“A nightmare”

Prior to Andrews’ hiring, the retirement system operated without a CIO for 18 months. More than two-thirds of its investment staff positions were vacant.

“It was a nightmare,” said Lara Druyan, a venture capitalist who sits on San Jose Federated’s board. With its investment staff stretched thin, the pension’s private equity program became an afterthought. “It was challenging to get a better strategy – and also to make new commitments – at a time when we were so thinly staffed and without a leader on the investment side,” Druyan said.

Sources attributed turnover at the system to uncompetitive staff compensation, among other factors. Former CIO Carmen Racy-Choy stepped down from her position to take a job at McMorgan & Co in 2012. In 2013, Heidi Poon, who co-led the pension’s hedge fund strategy with Daryn Miller, left to become a vice president at TorreyCove Capital Partners.

“Retention is a risk everywhere,” Andrews said. That is particularly true in Silicon Valley, where the high cost of living can pressure public investment staffers to seek higher paying positions in the private sector.

“One challenge is, if you’re looking at people out of market, they’re doing the math of buying a house in Silicon Valley and it’s not pretty,” Druyan said.

The turnover came at an especially difficult time given the strategic direction sought by San Jose Federated’s newly appointed board. In 2010, the city swapped out seats held by local officials for four public seats that were granted to individuals with professional banking or investment experience. In addition to Druyan, who founded venture consulting firm G&B Partners, San Jose Federated’s board includes executives from Intel Corp, pension consultant Milliman and financial advisory firm Carleton Burton.

The new board made its mark early, directing staff to launch a strategic allocation to hedge funds in 2011. The purpose of the hedge program was to better position the retirement system for the next downturn, Druyan said. But while the repositioning ultimately benefitted the pension, the transition – coupled with staff turnover – stunted the development of other aspects of the investment strategy, including the private equity program.

“It was not an easy time,” Druyan said. “Because it’s a relatively small allocation in the portfolio, it wasn’t our No. 1 priority.”


Recent changes at the retirement system stabilized staff turnover, which has allowed San Jose Federated to turn its focus to private equity.

Investment officers Daryn Miller and Ron Kumar, who directs San Jose’s private equity allocation, stayed with the pension in spite of its challenges through the early part of the decade. Shortly before Andrews joined San Jose Federated’s staff as CIO, the board raised the salary ranges for investment officers.

That sent “a clear message that management was concerned about retention/attraction issues and making our salary structure more competitive,” Andrews said. “They showed their professionalism by staying with the plan, and the plan’s lucky they did.”

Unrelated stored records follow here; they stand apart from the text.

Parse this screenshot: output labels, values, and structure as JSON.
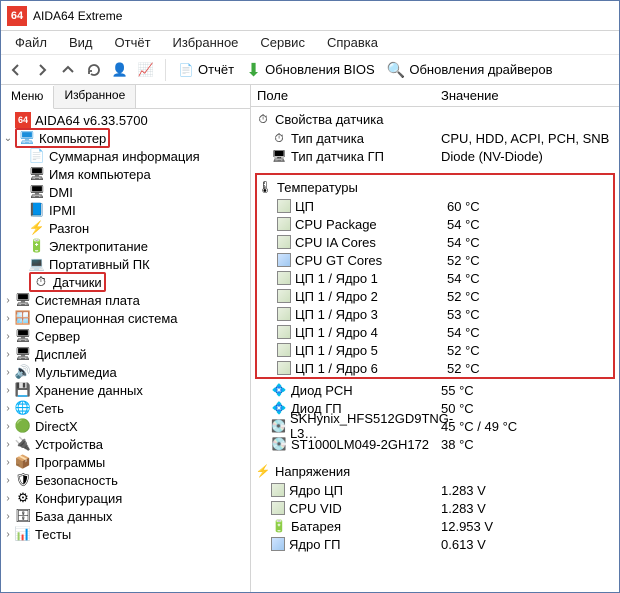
{
  "titlebar": {
    "title": "AIDA64 Extreme"
  },
  "menubar": [
    "Файл",
    "Вид",
    "Отчёт",
    "Избранное",
    "Сервис",
    "Справка"
  ],
  "toolbar": {
    "report": "Отчёт",
    "bios": "Обновления BIOS",
    "drivers": "Обновления драйверов"
  },
  "tabs": {
    "menu": "Меню",
    "fav": "Избранное"
  },
  "tree": {
    "root": "AIDA64 v6.33.5700",
    "computer": "Компьютер",
    "computer_children": [
      {
        "label": "Суммарная информация",
        "icon": "📄"
      },
      {
        "label": "Имя компьютера",
        "icon": "🖥"
      },
      {
        "label": "DMI",
        "icon": "🖥"
      },
      {
        "label": "IPMI",
        "icon": "📘"
      },
      {
        "label": "Разгон",
        "icon": "⚡"
      },
      {
        "label": "Электропитание",
        "icon": "🔋"
      },
      {
        "label": "Портативный ПК",
        "icon": "💻"
      }
    ],
    "sensors": "Датчики",
    "siblings": [
      {
        "label": "Системная плата",
        "icon": "🖥"
      },
      {
        "label": "Операционная система",
        "icon": "🪟"
      },
      {
        "label": "Сервер",
        "icon": "🖥"
      },
      {
        "label": "Дисплей",
        "icon": "🖥"
      },
      {
        "label": "Мультимедиа",
        "icon": "🔊"
      },
      {
        "label": "Хранение данных",
        "icon": "💾"
      },
      {
        "label": "Сеть",
        "icon": "🌐"
      },
      {
        "label": "DirectX",
        "icon": "🟢"
      },
      {
        "label": "Устройства",
        "icon": "🔌"
      },
      {
        "label": "Программы",
        "icon": "📦"
      },
      {
        "label": "Безопасность",
        "icon": "🛡"
      },
      {
        "label": "Конфигурация",
        "icon": "⚙"
      },
      {
        "label": "База данных",
        "icon": "🗄"
      },
      {
        "label": "Тесты",
        "icon": "📊"
      }
    ]
  },
  "pane": {
    "col1": "Поле",
    "col2": "Значение",
    "sensor_props": {
      "title": "Свойства датчика",
      "rows": [
        {
          "label": "Тип датчика",
          "value": "CPU, HDD, ACPI, PCH, SNB",
          "icon": "⏱"
        },
        {
          "label": "Тип датчика ГП",
          "value": "Diode  (NV-Diode)",
          "icon": "🖥"
        }
      ]
    },
    "temps": {
      "title": "Температуры",
      "rows": [
        {
          "label": "ЦП",
          "value": "60 °C",
          "cls": "chip"
        },
        {
          "label": "CPU Package",
          "value": "54 °C",
          "cls": "chip"
        },
        {
          "label": "CPU IA Cores",
          "value": "54 °C",
          "cls": "chip"
        },
        {
          "label": "CPU GT Cores",
          "value": "52 °C",
          "cls": "chip blue"
        },
        {
          "label": "ЦП 1 / Ядро 1",
          "value": "54 °C",
          "cls": "chip"
        },
        {
          "label": "ЦП 1 / Ядро 2",
          "value": "52 °C",
          "cls": "chip"
        },
        {
          "label": "ЦП 1 / Ядро 3",
          "value": "53 °C",
          "cls": "chip"
        },
        {
          "label": "ЦП 1 / Ядро 4",
          "value": "54 °C",
          "cls": "chip"
        },
        {
          "label": "ЦП 1 / Ядро 5",
          "value": "52 °C",
          "cls": "chip"
        },
        {
          "label": "ЦП 1 / Ядро 6",
          "value": "52 °C",
          "cls": "chip"
        }
      ]
    },
    "other_temps": [
      {
        "label": "Диод PCH",
        "value": "55 °C",
        "icon": "💠"
      },
      {
        "label": "Диод ГП",
        "value": "50 °C",
        "icon": "💠"
      },
      {
        "label": "SKHynix_HFS512GD9TNG-L3…",
        "value": "45 °C / 49 °C",
        "icon": "💽"
      },
      {
        "label": "ST1000LM049-2GH172",
        "value": "38 °C",
        "icon": "💽"
      }
    ],
    "voltages": {
      "title": "Напряжения",
      "rows": [
        {
          "label": "Ядро ЦП",
          "value": "1.283 V",
          "cls": "chip"
        },
        {
          "label": "CPU VID",
          "value": "1.283 V",
          "cls": "chip"
        },
        {
          "label": "Батарея",
          "value": "12.953 V",
          "icon": "🔋"
        },
        {
          "label": "Ядро ГП",
          "value": "0.613 V",
          "cls": "chip blue"
        }
      ]
    }
  }
}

The changes also helped attract two new investment officers: Jay Kwon, who joined from Bank of New York Mellon in 2014 to manage the pension’s investments in equities, and Brian Starr, a former analyst for the City and County of San Francisco who now leads the pension’s fixed-income portfolio.

“We’ve finally found a nice balance where we’re able to attract nice talent,” Andrews said. “This is a great opportunity we have now, regardless of what the vintage year deployment has been in the past. We’re positioned with staff, our governance structure and our consultant to really start engaging with every asset class.”

Sidebar: San Jose Police and Fire

While the San Jose Federated Retirement System stopped making new commitments in 2011, the city’s other pension, the San Jose Police and Fire Department Retirement Plan, continued to commit to new private equity and venture capital funds.

“Police and Fire, through their consultant (NEPC), still had the power to get some exposure in 2013-2014,” said San Jose Federated CIO Arn Andrews.

In 2014, San Jose Police and Fire committed $80 million across four funds, including vehicles managed by TPG Capital, CCMP Capital Partners, Industry Ventures and 57 Stars.

The retirement system had a 4.5 percent allocation to private equity as of June 30, according to an investment report.